a guy busy in mid phone conversation running in to bowl to a batsman trying to play shots with just his left hand on the bat [as he had broken his right hand recently in a sister-encouraged skateboarding incident gone horribly wrong] while South African Sevens rugby player Paul Delport [who my two friends referred to as Thinus Delport the whole time and i didn’t just cos i didn’t know any better altho that was the name i recognised] stood to the side waiting for a catch…

okay it was not quite the 438 SA win over Australia that took place mostly while i was cycling a really enthusiastic Argus Cycle tour on the 12th of March, 2006, which in all probability was the greatest one day cricket match ever, but it felt like it should have been up there with the real sense of surreal that pervaded what was taking place before my eyes…

a moment later my friend MJ [aka Muscle-John, Majay, Michael-John] was writhing on the ground with the agony that cannot be properly addressed or tended to as my other mate [one armed skateboarding Roy Conrad Langhein] had the ‘great idea’ of emulating 2.21m [7 foot three] Pakistan bowling giant Mohammad Irfan by hoisting MJ on to his shoulders to bowl a ball from the same height, not taking into account that the forward motion and energy of delivering the ball might affect the centre of gravity so much that Mj would go tumbling forwards off Roy [altho with bits of him not able to go forward as easily due to Roy’s head being in the way causing said infliction] and deciding to rather appreciate Irfan’s height and bowling ability from the stands.

Really not Thinus Delport this one

we ended up sitting two rows behind Paul and he was just such a friendly dude. he spent a lot of time chatting to us about the rugby sevens set up and the first win SA had had in a tournament for a bunch of years which they had just returned from and some of the training schedules and so on. for me this really captured the heart of what test cricket watching in SA has always been about – the vibe and the people and the fun and the chance to unwind and forget for a second about the seriousness and tragedy of all that is going on in the country and the reminder of why it is important to leave the game at the end of the day and take up the struggles of being a part of making a difference in all those difficult areas so that days of cricket can be enjoyed.

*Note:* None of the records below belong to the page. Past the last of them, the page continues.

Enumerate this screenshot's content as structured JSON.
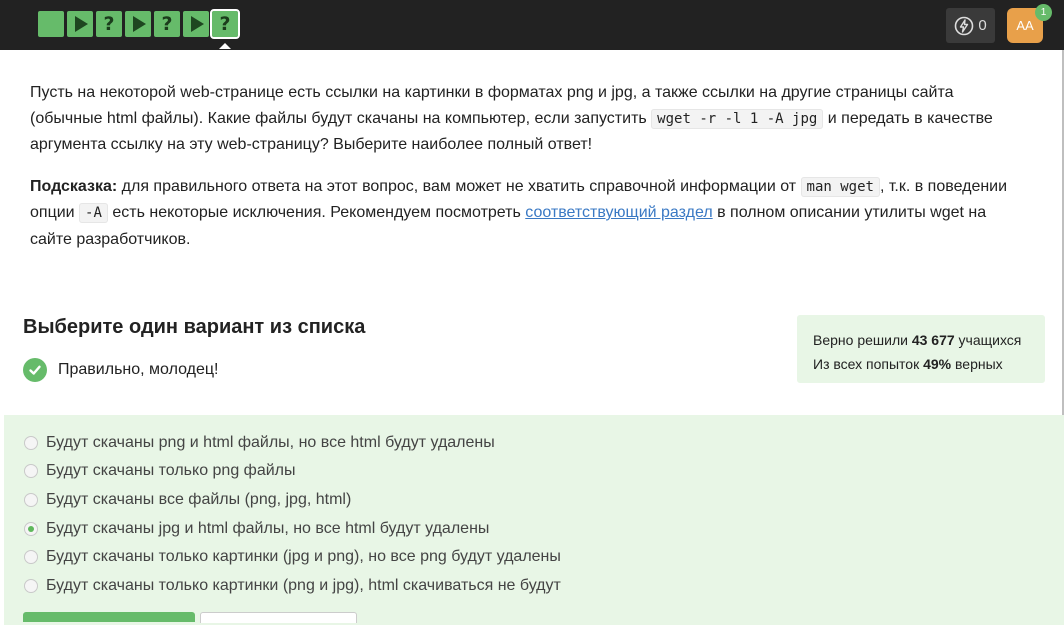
{
  "topbar": {
    "steps": [
      {
        "type": "solved"
      },
      {
        "type": "play"
      },
      {
        "type": "question",
        "label": "?"
      },
      {
        "type": "play"
      },
      {
        "type": "question",
        "label": "?"
      },
      {
        "type": "play"
      },
      {
        "type": "question",
        "label": "?",
        "active": true
      }
    ],
    "energy_count": "0",
    "avatar_initials": "AA",
    "notification_count": "1"
  },
  "question": {
    "p1_a": "Пусть на некоторой web-странице есть ссылки на картинки в форматах png и jpg, а также ссылки на другие страницы сайта (обычные html файлы). Какие файлы будут скачаны на компьютер, если запустить ",
    "p1_code": "wget -r -l 1 -A jpg",
    "p1_b": " и передать в качестве аргумента ссылку на эту web-страницу? Выберите наиболее полный ответ!",
    "hint_label": "Подсказка:",
    "hint_a": " для правильного ответа на этот вопрос, вам может не хватить справочной информации от ",
    "hint_code1": "man wget",
    "hint_b": ", т.к. в поведении опции ",
    "hint_code2": "-A",
    "hint_c": " есть некоторые исключения. Рекомендуем посмотреть ",
    "hint_link": "соответствующий раздел",
    "hint_d": " в полном описании утилиты wget на сайте разработчиков."
  },
  "choose_title": "Выберите один вариант из списка",
  "feedback": "Правильно, молодец!",
  "stats": {
    "line1_prefix": "Верно решили ",
    "line1_value": "43 677",
    "line1_suffix": " учащихся",
    "line2_prefix": "Из всех попыток ",
    "line2_value": "49%",
    "line2_suffix": " верных"
  },
  "options": [
    {
      "label": "Будут скачаны png и html файлы, но все html будут удалены",
      "selected": false
    },
    {
      "label": "Будут скачаны только png файлы",
      "selected": false
    },
    {
      "label": "Будут скачаны все файлы (png, jpg, html)",
      "selected": false
    },
    {
      "label": "Будут скачаны jpg и html файлы, но все html будут удалены",
      "selected": true
    },
    {
      "label": "Будут скачаны только картинки (jpg и png), но все png будут удалены",
      "selected": false
    },
    {
      "label": "Будут скачаны только картинки (png и jpg), html скачиваться не будут",
      "selected": false
    }
  ],
  "colors": {
    "topbar": "#222222",
    "accent_green": "#66bb6a",
    "light_green_bg": "#e8f6e6",
    "link": "#3a79c4",
    "avatar": "#e8a04a"
  }
}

the day ended with these two young black kids about ten rows in front of us just picking up the vibe of the beat of the music that was playing and dancing with such life and energy and just seemingly for themselves – we all cheered when the camera guy finally saw them and trained his camera on them and we are hoping they made it onto highlights footage of the day, but they really just seemed to encapsulate the hope and life and energy that exists in south africans and especially the youth of this country and the hope that difference and chance and betterment is possible and achievable and, dare i say it, even likely?

what a day. what a game. what a vibe. more, South Africa, more.

%d bloggers like this: